Immensely popular in Spain, thanks in large part to the popularity of Arturo Pérez-Reverte’s series of novels on which the film is based, Alatriste as depicted by Mortensen comes across very much like an Iberian equivalent of d’Artagnan, as created by Alexandre Dumas.
The film was the most expensive ever produced in Spain, and took almost five years for Agustin Diaz Yanes to write and bring to the screen. Compressing the principal episodes of the six-book saga, we join ‘Captain’ Alatriste (it’s a nickname at this stage, rather than an actual rank) during the reign of Philippe IV, whom he serves as a soldier and mercenary. Courageous and loyal, Alatriste is nevertheless a tormented man, with his worries for his adopted son, Inigo (Unax Ulgade), who, little by little, is becoming exactly like him and his great love, the Maria de Castro (Ariadna Gil), a fading beauty who is also attracting the king’s attentions.

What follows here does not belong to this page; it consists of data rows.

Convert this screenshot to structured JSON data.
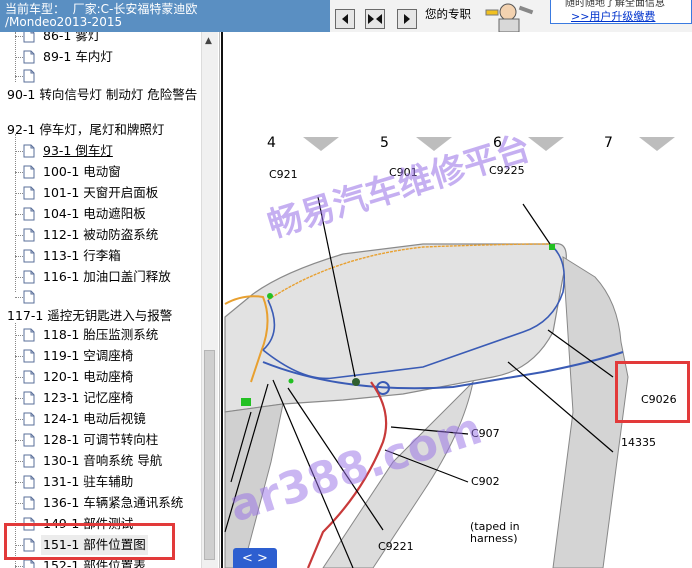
{
  "topbar": {
    "car_info": "当前车型：  厂家:C-长安福特蒙迪欧\n/Mondeo2013-2015",
    "notice": "您的专职",
    "upgrade_top": "随时随地了解全面信息",
    "upgrade_link": ">>用户升级缴费",
    "nav_buttons": [
      "prev-page",
      "fit-page",
      "next-page"
    ]
  },
  "tree": {
    "items": [
      {
        "label": "86-1 雾灯",
        "type": "doc"
      },
      {
        "label": "89-1 车内灯",
        "type": "doc"
      },
      {
        "label": "",
        "type": "doc"
      },
      {
        "label": "90-1 转向信号灯 制动灯 危险警告",
        "type": "folder"
      },
      {
        "label": "92-1 停车灯，尾灯和牌照灯",
        "type": "folder"
      },
      {
        "label": "93-1 倒车灯",
        "type": "doc",
        "current": true
      },
      {
        "label": "100-1 电动窗",
        "type": "doc"
      },
      {
        "label": "101-1 天窗开启面板",
        "type": "doc"
      },
      {
        "label": "104-1 电动遮阳板",
        "type": "doc"
      },
      {
        "label": "112-1 被动防盗系统",
        "type": "doc"
      },
      {
        "label": "113-1 行李箱",
        "type": "doc"
      },
      {
        "label": "116-1 加油口盖门释放",
        "type": "doc"
      },
      {
        "label": "",
        "type": "doc"
      },
      {
        "label": "117-1 遥控无钥匙进入与报警",
        "type": "folder"
      },
      {
        "label": "118-1 胎压监测系统",
        "type": "doc"
      },
      {
        "label": "119-1 空调座椅",
        "type": "doc"
      },
      {
        "label": "120-1 电动座椅",
        "type": "doc"
      },
      {
        "label": "123-1 记忆座椅",
        "type": "doc"
      },
      {
        "label": "124-1 电动后视镜",
        "type": "doc"
      },
      {
        "label": "128-1 可调节转向柱",
        "type": "doc"
      },
      {
        "label": "130-1 音响系统 导航",
        "type": "doc"
      },
      {
        "label": "131-1 驻车辅助",
        "type": "doc"
      },
      {
        "label": "136-1 车辆紧急通讯系统",
        "type": "doc"
      },
      {
        "label": "149-1 部件测试",
        "type": "doc"
      },
      {
        "label": "151-1 部件位置图",
        "type": "doc",
        "selected": true
      },
      {
        "label": "152-1 部件位置表",
        "type": "doc"
      }
    ]
  },
  "diagram": {
    "columns": [
      "4",
      "5",
      "6",
      "7"
    ],
    "connectors": [
      "C921",
      "C901",
      "C9225",
      "C9026",
      "C907",
      "C902",
      "14335",
      "C9221",
      "(taped in",
      "harness)"
    ],
    "watermark_main": "畅易汽车维修平台",
    "watermark_site": "ar388.com",
    "pager": "< >",
    "colors": {
      "highlight": "#e23a3a",
      "roof": "#d9d9d9",
      "blue_wire": "#3a5bb5",
      "red_wire": "#c83a3a",
      "orange_wire": "#e8a030"
    }
  }
}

Alatriste by Mortenson does come over at times rather like a Hispanic ‘Man With No Name’ – an anti-hero with swagger. The actor’s Spanish is somewhat Latin-American inflected (it was where he learnt to speak the language, in his childhood), but this does not detract from his performance.
The film’s visuals are superb, with much reference made to Spain’s great artist Diego Velazquez, who is referred to several times. The violence at the story’s core is authentically portrayed, with much use of hand-held cameras, and the swashbuckling sword-play is very exciting, choreographed by veteran sword master Bob Anderson.
Definitely one for a long Sunday afternoon – you won’t regret it.
Awards: Click here for details.
145 mins. In Spanish, Flemish, Latin and Portuguese.